Assignment -> In this data, count the lines in which "create" appears and give only that number.

(Dataset rows for apps and sites)
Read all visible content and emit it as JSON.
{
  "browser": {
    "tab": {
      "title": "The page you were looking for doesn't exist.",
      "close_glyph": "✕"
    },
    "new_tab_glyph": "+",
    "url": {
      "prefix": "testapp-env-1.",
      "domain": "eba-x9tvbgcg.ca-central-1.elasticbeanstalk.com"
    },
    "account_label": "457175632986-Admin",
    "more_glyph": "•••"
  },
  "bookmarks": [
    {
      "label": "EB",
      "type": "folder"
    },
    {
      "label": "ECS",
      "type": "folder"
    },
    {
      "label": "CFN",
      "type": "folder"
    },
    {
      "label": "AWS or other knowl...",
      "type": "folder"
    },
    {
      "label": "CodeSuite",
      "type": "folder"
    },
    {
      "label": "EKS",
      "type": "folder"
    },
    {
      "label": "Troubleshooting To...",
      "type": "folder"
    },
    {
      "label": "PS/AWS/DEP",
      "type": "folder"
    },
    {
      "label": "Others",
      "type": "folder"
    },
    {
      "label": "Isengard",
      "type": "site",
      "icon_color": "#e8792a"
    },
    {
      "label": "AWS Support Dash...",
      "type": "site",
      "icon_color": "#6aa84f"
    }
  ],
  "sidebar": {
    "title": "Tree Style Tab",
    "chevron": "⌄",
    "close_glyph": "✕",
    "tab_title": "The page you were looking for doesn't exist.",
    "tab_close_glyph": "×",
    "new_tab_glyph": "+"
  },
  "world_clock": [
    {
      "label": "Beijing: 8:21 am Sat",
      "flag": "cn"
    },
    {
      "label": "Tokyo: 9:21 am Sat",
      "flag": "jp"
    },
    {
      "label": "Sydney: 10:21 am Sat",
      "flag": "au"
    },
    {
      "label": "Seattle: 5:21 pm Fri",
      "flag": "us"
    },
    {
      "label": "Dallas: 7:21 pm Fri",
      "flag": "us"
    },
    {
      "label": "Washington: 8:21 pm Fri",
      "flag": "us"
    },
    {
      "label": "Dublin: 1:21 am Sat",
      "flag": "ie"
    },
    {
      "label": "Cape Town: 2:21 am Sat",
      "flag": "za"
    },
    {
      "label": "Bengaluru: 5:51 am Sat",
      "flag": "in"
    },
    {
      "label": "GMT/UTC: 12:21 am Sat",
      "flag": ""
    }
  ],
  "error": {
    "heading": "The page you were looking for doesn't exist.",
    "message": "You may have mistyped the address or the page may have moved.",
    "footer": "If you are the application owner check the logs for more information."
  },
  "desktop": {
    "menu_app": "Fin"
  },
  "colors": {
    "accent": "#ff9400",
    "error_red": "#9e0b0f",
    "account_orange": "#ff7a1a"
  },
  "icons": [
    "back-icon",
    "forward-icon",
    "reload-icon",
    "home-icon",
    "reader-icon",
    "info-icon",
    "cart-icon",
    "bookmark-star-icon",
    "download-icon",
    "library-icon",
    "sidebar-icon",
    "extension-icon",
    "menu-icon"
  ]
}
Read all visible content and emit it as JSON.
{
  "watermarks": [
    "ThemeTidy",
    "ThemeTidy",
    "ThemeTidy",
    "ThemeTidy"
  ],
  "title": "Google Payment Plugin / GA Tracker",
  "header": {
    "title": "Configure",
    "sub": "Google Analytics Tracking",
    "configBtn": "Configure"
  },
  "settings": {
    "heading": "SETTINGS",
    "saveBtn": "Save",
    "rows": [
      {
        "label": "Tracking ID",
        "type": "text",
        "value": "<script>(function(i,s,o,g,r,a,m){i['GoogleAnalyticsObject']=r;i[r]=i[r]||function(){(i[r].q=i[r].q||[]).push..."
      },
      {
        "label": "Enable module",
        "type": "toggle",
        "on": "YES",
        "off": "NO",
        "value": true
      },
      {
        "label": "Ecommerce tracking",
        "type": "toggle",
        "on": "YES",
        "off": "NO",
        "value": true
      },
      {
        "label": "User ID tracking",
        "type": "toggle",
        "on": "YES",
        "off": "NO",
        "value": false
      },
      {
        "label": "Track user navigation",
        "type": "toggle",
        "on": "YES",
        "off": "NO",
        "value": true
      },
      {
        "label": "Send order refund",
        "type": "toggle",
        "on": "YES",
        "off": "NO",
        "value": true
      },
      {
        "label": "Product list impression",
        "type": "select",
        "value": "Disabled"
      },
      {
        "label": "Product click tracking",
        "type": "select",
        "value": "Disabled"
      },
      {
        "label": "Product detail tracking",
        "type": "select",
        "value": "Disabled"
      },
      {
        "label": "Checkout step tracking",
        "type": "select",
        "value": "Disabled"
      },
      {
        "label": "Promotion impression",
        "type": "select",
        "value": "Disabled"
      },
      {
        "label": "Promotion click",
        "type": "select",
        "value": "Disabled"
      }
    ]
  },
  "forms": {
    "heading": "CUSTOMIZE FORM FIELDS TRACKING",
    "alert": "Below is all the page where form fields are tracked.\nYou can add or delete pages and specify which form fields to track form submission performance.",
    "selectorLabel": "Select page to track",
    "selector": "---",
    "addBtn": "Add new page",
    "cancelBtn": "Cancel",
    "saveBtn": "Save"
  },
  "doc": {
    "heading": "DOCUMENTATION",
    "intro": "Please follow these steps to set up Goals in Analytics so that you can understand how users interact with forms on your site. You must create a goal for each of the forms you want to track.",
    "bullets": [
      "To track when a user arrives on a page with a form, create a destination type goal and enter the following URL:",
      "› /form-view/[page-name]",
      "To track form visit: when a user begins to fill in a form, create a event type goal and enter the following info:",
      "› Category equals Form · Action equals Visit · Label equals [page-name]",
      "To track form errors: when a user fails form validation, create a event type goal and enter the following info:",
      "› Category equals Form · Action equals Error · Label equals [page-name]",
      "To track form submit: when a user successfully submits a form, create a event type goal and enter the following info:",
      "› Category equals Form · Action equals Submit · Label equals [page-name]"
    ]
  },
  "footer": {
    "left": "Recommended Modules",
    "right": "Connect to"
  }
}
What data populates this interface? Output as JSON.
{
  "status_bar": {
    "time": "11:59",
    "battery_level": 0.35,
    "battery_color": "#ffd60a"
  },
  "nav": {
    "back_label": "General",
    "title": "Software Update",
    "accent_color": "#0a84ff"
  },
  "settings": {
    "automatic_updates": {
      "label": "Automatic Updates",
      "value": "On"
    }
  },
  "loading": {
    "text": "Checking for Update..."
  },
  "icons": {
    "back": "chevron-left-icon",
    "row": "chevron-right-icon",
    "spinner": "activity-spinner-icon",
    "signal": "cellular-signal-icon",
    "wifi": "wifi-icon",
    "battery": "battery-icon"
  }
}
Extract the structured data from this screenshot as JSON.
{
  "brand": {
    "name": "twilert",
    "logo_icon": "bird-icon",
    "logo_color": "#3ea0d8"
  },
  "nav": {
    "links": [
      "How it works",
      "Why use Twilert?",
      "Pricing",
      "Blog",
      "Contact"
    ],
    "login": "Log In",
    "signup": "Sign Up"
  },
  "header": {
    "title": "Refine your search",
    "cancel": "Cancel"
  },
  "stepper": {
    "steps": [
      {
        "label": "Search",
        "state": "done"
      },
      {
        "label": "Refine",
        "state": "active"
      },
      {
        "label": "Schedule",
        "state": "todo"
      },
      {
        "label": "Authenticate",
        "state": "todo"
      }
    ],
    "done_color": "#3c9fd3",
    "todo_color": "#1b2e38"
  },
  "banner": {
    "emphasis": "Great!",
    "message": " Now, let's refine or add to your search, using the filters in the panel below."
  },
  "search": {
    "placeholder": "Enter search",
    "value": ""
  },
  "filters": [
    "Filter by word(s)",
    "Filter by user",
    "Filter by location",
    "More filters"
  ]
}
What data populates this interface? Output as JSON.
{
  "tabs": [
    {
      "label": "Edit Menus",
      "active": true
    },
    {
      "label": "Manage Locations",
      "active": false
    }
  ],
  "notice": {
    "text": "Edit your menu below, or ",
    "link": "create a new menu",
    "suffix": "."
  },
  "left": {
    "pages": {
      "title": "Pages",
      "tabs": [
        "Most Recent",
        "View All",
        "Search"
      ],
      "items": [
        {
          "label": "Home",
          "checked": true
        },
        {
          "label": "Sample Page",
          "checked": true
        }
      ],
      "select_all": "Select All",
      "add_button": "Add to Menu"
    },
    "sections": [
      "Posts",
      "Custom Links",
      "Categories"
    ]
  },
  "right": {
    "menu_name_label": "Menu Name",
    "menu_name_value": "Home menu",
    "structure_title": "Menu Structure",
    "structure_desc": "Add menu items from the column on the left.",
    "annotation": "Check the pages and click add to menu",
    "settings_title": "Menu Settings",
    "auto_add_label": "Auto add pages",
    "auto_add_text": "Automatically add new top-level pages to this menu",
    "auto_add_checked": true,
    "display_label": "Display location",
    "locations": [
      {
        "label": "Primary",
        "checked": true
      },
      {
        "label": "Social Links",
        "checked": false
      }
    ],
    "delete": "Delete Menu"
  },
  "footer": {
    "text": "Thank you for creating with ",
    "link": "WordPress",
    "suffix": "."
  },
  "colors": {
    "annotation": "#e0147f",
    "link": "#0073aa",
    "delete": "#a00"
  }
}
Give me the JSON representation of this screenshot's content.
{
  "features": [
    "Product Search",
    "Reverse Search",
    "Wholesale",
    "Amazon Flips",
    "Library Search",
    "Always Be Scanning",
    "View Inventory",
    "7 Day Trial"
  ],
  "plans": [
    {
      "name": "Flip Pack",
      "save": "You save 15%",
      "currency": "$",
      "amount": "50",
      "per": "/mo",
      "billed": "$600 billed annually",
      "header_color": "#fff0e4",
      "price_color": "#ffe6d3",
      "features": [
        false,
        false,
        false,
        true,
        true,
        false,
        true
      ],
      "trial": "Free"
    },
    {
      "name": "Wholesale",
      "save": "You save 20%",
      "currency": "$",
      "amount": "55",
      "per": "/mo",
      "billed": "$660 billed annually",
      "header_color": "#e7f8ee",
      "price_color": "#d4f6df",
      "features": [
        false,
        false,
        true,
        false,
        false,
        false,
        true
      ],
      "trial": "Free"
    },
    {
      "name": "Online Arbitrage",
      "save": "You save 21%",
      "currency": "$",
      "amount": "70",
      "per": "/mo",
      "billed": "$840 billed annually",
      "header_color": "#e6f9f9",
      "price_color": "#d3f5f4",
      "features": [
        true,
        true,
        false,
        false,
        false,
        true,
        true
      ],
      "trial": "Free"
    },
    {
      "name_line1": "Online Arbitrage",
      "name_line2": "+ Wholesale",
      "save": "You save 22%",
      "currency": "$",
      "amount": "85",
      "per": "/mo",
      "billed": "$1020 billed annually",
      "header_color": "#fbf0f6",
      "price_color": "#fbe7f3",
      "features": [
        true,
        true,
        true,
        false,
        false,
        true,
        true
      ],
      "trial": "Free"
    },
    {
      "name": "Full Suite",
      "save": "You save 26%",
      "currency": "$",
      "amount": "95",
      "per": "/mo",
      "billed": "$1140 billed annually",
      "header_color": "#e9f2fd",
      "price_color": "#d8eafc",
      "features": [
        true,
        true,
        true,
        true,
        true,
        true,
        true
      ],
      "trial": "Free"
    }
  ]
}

Your solution -> 6